# TASK STATEMENT
Scan the entries that follow and work out how many lines contain "ffffff". Give the number and nothing else.

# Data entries
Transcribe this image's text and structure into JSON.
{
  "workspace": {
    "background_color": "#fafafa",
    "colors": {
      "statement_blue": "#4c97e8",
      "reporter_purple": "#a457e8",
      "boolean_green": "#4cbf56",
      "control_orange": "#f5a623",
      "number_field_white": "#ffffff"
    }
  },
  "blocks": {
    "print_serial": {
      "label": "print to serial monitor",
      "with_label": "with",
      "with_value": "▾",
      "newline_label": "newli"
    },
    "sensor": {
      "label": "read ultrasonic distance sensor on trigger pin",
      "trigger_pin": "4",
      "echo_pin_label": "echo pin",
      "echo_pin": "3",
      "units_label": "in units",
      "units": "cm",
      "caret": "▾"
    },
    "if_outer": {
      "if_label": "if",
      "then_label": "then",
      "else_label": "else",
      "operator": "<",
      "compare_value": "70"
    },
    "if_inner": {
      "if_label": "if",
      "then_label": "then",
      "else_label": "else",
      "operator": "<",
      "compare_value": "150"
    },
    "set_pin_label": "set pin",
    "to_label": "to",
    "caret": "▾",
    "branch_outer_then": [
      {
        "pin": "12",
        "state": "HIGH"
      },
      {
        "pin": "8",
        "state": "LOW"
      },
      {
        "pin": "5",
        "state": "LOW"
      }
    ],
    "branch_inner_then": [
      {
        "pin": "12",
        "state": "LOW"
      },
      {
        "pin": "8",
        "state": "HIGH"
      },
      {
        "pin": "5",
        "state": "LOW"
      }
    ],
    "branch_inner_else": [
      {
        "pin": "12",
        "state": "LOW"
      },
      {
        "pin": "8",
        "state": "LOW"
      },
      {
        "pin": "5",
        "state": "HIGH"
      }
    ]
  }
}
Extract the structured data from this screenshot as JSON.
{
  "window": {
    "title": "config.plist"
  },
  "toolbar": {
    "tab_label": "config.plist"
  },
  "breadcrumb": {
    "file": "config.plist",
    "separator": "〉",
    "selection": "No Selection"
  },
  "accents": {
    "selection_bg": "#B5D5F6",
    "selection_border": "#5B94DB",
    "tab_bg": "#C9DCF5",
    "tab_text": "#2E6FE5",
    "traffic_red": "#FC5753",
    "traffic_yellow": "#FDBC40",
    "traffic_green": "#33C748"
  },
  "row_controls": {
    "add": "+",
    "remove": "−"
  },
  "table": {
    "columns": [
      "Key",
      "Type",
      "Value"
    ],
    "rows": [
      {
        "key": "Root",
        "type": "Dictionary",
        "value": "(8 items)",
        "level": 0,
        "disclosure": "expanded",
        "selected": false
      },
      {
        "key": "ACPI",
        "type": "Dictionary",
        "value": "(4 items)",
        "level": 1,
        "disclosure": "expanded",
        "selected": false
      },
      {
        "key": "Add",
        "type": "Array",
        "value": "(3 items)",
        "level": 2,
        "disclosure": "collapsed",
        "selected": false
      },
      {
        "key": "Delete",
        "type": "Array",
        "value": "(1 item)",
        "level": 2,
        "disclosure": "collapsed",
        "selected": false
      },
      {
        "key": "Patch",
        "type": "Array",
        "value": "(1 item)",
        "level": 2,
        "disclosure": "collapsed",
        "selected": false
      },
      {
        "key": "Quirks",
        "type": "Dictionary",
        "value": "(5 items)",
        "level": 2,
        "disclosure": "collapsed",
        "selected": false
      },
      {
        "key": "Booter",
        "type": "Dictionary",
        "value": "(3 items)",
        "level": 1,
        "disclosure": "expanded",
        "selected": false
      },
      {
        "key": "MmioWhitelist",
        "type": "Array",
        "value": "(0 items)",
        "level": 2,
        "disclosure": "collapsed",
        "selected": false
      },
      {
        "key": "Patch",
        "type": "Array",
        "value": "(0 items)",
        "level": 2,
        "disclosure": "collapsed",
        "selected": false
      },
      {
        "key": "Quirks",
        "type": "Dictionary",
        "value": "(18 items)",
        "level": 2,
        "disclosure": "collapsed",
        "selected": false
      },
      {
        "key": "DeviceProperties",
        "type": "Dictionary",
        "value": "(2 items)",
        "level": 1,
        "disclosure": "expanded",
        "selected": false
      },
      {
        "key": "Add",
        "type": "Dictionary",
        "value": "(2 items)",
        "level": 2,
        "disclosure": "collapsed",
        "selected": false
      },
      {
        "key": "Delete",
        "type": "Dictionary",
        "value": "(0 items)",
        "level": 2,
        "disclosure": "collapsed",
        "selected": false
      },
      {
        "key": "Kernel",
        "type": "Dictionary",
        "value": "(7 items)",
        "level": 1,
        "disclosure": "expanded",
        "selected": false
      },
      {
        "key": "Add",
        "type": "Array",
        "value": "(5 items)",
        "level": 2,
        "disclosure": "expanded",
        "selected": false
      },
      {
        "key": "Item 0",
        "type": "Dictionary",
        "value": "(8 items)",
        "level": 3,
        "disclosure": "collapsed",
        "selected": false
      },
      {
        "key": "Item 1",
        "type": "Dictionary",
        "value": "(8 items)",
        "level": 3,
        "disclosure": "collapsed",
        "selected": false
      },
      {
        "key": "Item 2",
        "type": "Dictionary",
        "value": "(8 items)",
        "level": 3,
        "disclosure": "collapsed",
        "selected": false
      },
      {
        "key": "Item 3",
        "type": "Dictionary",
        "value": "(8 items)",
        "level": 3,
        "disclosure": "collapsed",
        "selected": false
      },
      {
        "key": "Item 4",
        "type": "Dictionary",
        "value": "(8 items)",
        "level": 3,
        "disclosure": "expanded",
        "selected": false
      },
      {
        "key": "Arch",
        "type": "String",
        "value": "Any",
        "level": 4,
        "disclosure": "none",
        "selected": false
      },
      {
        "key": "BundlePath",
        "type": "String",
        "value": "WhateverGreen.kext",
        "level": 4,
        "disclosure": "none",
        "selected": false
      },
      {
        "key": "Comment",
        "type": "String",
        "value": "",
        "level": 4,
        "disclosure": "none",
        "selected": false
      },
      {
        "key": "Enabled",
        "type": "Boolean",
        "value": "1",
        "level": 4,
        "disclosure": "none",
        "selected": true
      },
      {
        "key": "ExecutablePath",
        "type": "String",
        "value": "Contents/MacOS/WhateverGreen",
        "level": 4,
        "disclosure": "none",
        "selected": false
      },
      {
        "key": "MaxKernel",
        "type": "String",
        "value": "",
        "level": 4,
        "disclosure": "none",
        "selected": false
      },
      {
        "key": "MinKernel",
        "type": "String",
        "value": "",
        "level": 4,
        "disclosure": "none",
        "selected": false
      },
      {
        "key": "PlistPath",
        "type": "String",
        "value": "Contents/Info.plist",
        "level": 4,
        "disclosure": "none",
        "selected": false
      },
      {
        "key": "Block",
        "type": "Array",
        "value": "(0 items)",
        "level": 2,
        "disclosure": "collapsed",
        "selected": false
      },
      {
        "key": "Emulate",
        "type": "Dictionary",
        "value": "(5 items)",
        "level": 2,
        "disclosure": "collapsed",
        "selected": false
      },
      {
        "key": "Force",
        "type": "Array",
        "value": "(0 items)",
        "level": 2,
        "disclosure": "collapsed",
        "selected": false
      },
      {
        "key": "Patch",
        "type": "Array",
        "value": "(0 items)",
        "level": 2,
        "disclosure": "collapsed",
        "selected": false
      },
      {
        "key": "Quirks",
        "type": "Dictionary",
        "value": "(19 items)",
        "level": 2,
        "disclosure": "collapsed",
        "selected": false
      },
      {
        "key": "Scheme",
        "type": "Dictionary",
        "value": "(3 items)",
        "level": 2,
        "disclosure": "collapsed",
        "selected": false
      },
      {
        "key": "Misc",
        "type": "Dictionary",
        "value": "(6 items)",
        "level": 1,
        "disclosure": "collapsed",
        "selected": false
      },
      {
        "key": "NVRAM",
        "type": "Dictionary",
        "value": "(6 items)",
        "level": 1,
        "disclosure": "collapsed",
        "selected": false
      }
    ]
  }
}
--
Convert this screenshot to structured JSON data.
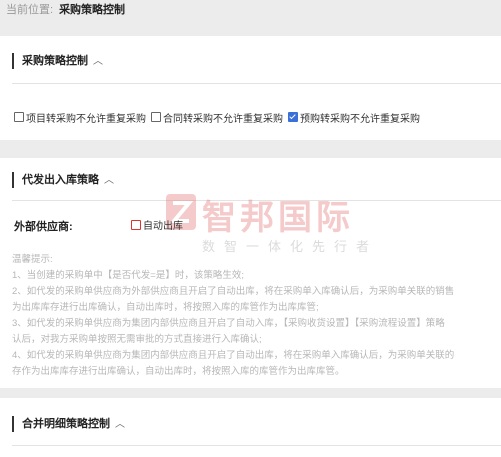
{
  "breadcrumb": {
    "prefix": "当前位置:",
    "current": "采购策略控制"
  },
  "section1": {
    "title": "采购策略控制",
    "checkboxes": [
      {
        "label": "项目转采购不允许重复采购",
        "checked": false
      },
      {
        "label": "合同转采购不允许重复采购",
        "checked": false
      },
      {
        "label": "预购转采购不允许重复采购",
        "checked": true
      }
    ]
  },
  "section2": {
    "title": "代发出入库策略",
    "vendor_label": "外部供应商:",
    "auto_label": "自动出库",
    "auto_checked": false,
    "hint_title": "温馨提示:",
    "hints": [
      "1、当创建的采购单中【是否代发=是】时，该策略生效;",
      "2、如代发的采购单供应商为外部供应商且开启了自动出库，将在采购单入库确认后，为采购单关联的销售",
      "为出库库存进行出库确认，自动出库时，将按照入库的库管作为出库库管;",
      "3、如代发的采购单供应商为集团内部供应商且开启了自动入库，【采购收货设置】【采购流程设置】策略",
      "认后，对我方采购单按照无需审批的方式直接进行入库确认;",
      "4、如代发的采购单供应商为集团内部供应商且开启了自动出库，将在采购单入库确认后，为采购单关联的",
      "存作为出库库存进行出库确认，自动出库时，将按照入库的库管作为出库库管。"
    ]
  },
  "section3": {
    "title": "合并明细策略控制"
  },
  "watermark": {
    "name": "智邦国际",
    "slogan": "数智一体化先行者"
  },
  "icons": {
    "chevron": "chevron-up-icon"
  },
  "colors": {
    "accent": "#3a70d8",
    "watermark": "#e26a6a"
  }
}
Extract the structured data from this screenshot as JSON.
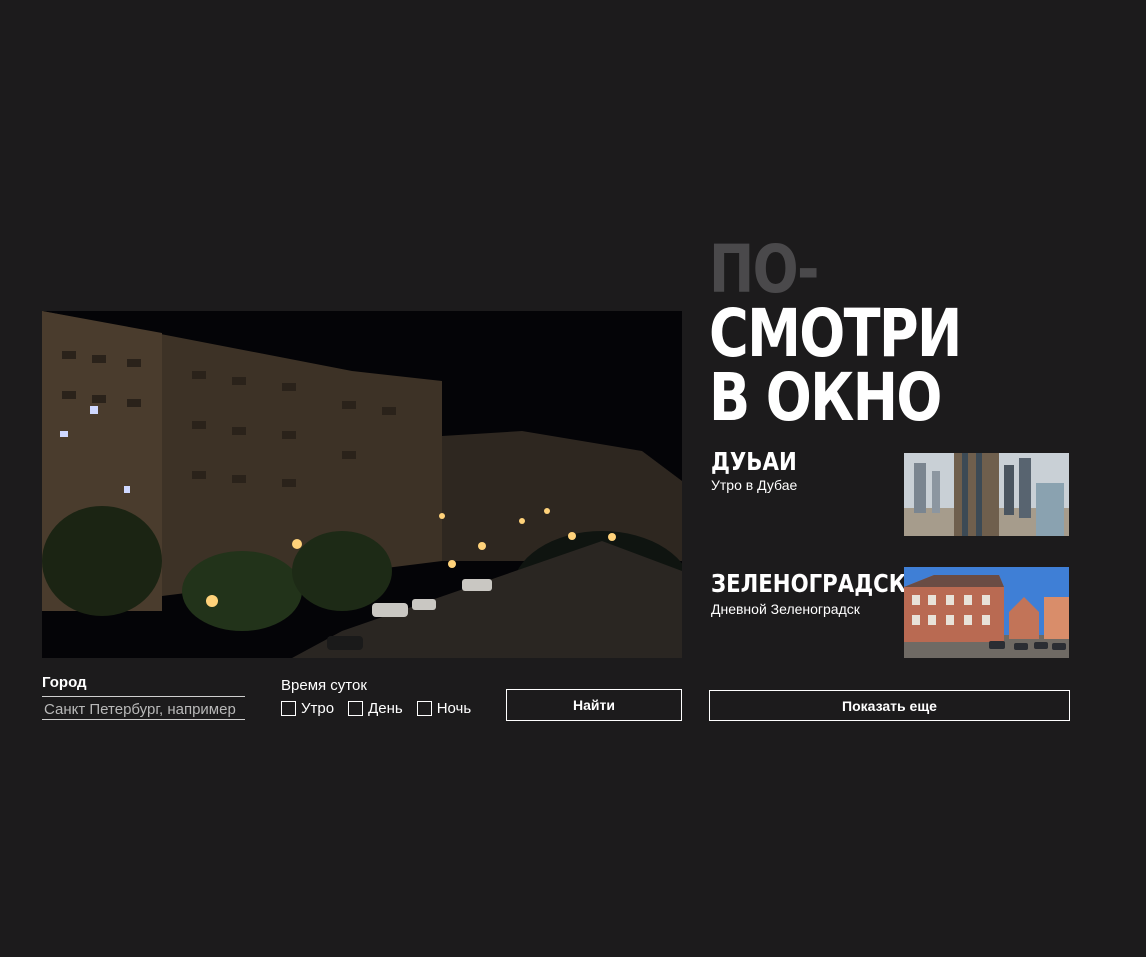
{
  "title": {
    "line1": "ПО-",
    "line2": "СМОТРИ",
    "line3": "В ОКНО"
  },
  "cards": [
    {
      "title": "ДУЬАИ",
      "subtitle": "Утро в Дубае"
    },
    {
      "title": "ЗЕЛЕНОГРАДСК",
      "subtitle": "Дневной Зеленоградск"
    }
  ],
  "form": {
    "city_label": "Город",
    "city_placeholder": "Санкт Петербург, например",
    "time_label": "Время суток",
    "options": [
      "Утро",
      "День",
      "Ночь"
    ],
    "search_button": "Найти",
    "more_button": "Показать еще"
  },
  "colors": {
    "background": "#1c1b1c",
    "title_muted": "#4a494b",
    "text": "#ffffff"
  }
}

# RESPONSE BOX
2